Supplied data:
[Start of section]

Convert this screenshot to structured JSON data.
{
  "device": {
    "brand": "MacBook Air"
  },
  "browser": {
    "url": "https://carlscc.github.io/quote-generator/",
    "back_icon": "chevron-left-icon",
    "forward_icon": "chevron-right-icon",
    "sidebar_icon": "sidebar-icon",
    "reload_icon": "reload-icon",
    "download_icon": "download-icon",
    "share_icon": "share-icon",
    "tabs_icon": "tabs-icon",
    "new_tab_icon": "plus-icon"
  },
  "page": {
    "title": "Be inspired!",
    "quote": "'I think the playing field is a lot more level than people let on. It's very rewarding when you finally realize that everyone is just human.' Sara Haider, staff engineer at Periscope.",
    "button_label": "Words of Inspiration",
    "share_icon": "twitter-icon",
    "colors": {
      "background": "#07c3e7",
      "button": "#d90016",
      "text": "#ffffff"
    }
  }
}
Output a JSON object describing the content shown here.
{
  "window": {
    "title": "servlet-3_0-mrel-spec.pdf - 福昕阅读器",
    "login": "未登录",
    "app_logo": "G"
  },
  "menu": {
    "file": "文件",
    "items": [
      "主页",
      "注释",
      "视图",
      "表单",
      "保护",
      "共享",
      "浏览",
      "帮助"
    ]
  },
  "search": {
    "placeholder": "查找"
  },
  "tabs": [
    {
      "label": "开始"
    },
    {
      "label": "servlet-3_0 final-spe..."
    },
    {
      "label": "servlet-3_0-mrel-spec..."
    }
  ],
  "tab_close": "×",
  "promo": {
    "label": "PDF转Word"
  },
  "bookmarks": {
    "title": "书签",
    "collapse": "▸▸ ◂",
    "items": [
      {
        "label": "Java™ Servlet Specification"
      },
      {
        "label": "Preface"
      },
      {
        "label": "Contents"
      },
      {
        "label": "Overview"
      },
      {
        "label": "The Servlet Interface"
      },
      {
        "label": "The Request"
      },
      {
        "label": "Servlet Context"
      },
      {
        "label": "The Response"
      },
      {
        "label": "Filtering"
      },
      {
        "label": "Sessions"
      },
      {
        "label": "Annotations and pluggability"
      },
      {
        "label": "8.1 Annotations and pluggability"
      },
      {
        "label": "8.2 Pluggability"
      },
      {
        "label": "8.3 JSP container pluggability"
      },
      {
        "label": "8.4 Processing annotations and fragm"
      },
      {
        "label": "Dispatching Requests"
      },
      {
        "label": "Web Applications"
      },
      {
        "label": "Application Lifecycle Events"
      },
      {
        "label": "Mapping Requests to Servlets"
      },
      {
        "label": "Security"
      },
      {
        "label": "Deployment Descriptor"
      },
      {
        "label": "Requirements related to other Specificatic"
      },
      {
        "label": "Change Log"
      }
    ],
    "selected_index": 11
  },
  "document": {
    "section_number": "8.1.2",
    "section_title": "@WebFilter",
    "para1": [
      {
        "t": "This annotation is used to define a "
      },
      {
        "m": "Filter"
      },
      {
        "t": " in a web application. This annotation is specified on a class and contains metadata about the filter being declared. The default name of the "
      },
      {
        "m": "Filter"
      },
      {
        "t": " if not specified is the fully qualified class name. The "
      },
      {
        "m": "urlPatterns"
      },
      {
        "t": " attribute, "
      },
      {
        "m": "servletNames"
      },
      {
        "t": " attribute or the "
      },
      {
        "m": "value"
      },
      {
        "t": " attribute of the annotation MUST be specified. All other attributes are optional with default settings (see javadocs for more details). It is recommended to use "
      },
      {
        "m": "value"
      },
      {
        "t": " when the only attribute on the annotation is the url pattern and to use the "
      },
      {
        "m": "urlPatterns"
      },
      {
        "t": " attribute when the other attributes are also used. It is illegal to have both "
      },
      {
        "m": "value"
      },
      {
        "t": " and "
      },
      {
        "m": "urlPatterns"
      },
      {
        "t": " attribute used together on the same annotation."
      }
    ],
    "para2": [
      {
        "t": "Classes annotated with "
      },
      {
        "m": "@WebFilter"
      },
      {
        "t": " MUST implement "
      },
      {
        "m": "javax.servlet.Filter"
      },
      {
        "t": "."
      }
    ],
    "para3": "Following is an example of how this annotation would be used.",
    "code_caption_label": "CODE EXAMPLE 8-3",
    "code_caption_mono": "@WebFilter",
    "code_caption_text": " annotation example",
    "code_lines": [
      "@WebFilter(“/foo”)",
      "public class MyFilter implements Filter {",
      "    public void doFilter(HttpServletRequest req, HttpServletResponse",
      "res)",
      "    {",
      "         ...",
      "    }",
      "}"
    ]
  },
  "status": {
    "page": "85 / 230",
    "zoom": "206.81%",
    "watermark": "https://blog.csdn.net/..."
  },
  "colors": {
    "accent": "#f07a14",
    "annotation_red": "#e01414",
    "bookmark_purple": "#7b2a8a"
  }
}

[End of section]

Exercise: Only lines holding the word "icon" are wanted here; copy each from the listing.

Solution to the problem:
    "back_icon": "chevron-left-icon",
    "forward_icon": "chevron-right-icon",
    "sidebar_icon": "sidebar-icon",
    "reload_icon": "reload-icon",
    "download_icon": "download-icon",
    "share_icon": "share-icon",
    "tabs_icon": "tabs-icon",
    "new_tab_icon": "plus-icon"
    "share_icon": "twitter-icon",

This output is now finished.